The ever-busy hands of Queen Victoria which wrote what was once estimated by the author Giles St Aubyn as around 2,500 words each day as an adult, found time then also, for hand work.

©Elizabeth Jane Timms, 2019.

About author

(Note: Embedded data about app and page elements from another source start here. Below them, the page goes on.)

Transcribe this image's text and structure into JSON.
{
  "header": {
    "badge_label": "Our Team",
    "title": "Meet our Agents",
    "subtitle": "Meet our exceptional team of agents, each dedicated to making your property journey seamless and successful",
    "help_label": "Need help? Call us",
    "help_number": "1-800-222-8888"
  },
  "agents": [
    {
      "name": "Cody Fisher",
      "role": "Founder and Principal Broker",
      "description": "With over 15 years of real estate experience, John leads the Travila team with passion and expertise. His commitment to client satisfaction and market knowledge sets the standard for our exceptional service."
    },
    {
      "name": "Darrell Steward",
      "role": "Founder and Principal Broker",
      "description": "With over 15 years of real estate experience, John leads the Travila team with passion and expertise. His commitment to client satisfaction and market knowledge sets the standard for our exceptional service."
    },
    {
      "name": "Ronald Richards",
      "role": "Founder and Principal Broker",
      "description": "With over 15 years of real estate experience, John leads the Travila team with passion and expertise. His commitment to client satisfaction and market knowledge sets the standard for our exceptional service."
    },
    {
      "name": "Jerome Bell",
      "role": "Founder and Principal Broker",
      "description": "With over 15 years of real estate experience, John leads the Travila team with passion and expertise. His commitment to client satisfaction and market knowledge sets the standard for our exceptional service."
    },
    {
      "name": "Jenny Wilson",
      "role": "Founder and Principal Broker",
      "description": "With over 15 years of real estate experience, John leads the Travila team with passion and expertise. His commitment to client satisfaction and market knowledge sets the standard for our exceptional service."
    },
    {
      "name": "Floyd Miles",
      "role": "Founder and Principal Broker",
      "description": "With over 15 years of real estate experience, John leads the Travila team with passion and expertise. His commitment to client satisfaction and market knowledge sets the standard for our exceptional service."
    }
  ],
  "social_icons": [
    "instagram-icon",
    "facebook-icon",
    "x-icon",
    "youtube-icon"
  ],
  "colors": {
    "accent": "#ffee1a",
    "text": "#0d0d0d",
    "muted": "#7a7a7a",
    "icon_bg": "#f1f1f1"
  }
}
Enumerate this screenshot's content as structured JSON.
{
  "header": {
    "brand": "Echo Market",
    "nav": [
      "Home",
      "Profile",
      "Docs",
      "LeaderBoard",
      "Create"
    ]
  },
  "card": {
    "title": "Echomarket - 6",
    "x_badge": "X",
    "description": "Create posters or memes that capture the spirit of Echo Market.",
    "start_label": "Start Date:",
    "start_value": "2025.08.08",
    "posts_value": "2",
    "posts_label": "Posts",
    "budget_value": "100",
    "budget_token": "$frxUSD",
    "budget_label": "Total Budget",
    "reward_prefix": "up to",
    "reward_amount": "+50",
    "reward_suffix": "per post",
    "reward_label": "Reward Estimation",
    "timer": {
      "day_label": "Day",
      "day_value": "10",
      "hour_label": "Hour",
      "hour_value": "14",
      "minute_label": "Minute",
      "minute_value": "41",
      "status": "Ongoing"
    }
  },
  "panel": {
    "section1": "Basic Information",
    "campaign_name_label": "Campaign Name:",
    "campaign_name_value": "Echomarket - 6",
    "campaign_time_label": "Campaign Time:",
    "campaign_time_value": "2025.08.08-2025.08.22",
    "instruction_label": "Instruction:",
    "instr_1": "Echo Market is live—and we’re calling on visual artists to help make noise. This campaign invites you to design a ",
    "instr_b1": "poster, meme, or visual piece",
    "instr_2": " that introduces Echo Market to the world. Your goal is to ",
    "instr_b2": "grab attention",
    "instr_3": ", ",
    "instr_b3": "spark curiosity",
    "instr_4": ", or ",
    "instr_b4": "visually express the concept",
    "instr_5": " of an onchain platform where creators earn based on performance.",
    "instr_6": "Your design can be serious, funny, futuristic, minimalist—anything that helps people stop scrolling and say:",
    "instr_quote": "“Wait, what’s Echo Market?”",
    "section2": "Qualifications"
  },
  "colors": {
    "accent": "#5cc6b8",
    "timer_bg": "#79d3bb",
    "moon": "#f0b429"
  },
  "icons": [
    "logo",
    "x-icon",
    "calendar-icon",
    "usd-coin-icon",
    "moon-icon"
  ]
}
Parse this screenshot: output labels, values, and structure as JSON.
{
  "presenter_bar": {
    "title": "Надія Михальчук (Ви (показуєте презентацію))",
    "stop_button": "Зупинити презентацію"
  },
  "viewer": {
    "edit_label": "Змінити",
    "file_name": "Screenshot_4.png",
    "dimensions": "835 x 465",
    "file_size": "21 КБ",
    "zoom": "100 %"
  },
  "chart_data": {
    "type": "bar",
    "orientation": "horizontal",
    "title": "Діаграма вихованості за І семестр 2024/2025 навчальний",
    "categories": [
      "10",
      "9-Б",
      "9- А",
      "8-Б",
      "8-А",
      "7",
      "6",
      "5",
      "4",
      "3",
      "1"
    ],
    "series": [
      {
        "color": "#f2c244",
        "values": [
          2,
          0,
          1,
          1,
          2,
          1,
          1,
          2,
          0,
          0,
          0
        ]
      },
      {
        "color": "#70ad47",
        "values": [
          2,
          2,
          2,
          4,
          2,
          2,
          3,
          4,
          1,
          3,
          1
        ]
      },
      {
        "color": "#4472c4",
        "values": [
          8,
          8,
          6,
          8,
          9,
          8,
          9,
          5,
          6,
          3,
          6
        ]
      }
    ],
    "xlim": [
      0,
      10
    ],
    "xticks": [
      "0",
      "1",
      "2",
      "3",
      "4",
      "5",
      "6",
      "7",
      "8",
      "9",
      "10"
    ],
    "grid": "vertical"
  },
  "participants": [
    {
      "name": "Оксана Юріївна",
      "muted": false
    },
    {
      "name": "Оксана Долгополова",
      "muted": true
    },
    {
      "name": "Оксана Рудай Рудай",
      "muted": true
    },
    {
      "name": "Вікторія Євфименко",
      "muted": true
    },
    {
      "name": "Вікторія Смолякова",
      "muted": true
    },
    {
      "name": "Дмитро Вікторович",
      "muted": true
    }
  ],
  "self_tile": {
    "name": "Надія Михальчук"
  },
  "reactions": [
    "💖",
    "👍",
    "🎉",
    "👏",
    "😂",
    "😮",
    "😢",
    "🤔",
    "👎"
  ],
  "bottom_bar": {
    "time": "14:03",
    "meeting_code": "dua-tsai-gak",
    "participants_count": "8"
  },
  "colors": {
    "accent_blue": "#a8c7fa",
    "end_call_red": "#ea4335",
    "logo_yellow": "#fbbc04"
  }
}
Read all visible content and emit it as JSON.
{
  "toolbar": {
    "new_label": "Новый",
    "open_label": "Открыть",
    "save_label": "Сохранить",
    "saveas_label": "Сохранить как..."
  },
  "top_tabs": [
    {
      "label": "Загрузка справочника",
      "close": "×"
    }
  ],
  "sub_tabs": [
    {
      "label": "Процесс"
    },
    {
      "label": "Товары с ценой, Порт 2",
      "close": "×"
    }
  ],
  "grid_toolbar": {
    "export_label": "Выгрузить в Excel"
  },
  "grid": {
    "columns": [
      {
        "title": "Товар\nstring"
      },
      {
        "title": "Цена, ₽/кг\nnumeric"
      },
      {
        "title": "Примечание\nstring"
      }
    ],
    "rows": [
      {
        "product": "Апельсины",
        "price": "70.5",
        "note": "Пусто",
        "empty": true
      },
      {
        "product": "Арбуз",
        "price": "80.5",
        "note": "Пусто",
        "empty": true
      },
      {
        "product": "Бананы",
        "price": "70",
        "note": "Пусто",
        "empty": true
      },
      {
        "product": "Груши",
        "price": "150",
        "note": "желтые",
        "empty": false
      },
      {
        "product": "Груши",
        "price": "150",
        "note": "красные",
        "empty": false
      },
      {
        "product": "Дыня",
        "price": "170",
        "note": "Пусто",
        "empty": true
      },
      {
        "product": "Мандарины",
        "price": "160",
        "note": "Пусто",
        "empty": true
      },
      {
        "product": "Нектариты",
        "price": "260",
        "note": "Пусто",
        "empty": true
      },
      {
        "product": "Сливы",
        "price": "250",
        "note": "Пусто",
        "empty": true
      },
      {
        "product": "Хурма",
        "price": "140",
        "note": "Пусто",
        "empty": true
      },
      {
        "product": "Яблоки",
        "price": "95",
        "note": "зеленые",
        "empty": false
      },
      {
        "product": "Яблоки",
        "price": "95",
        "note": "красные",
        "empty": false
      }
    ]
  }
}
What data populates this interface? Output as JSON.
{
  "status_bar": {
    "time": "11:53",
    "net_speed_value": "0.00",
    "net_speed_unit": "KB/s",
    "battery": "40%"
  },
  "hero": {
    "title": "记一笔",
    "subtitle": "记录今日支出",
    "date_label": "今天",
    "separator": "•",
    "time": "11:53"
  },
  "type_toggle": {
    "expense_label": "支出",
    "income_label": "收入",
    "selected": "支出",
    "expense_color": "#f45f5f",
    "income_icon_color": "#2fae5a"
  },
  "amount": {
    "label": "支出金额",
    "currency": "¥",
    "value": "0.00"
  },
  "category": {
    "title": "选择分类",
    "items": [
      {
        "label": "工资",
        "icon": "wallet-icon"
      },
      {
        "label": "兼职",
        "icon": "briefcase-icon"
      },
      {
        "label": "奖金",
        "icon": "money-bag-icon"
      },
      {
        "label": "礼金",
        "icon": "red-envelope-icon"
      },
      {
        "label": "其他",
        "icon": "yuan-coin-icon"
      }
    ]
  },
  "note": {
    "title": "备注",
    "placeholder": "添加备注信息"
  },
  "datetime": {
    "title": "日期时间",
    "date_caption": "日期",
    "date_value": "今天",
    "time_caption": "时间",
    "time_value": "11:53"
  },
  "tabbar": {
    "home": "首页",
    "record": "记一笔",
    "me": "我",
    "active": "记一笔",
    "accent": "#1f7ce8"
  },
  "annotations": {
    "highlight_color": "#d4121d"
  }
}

Elizabeth Jane Timms is a royal historian and writer, an historical consultant and independent scholar. An expert on past British and European royalty, she speaks on matters royal historical for both TV and radio. She specializes in the family of Queen Victoria and Russian royalty, with a particular interest in royal weddings, speaking on historic royal weddings at Windsor for BBC Radio Berkshire prior to the first British Royal Wedding in 2018. As an historical consultant, she responds to a wide range of enquiries from media to private individuals. She was elected a member of the Royal Historical Society in 2017. She regularly writes for academic journals and specialist magazines on the subject. She is a long-standing contributor to the genealogical royal journal Royalty Digest Quarterly and her original research into the Blue Room at Windsor Castle was published in the European Royal History Journal. She is a former contributor to Jane Austen's Regency World Magazine (2013-2018) and Tudor Life Magazine (2018-2019. Her Royal Central blog was written as history writer (2015-2019). She is an authority on Russia's last Tsarina, Alexandra Feodorovna (1872-1918) and has written numerous articles based on original research on her life. She was selected as an historical advisor for the first-time translation from English to Russian of the classic biography (1928) of the Tsarina by Baroness Sophie Buxhoeveden (Moscow, 2012). She researches and writes on W. A. Mozart with a particular interest in his travels and correspondence. Her two-part article on Mozart in London was published in the Newsletter of the Friends of Mozart Society (New York, Summer/Fall 2016) and she wrote a mini-series on Mozart for the Czech Republic's only English language newspaper, Prague Post (2017-19). A passionate supporter of culture heritage, she worked in the heritage sector for ten years and has been an active supporter of numerous societies and organizations including The Georgian Group, Historic Royal Palaces, Berliner Dombau-Verein e.V, Förderverein Berliner Schloss e.V, Verein Potsdamer Stadtschloss e. V, and Freunde der Preußischen Schlösser und Gärten e.V. Also a poet, her work is forthcoming or published in various literary journal/poetry magazines, including The Oxonian Review, North of Oxford, Coldnoon, Nine Muses Poetry, Allegro Poetry Magazine and Trafika Europe. Her debut pamphlet of poems will be published in 2020.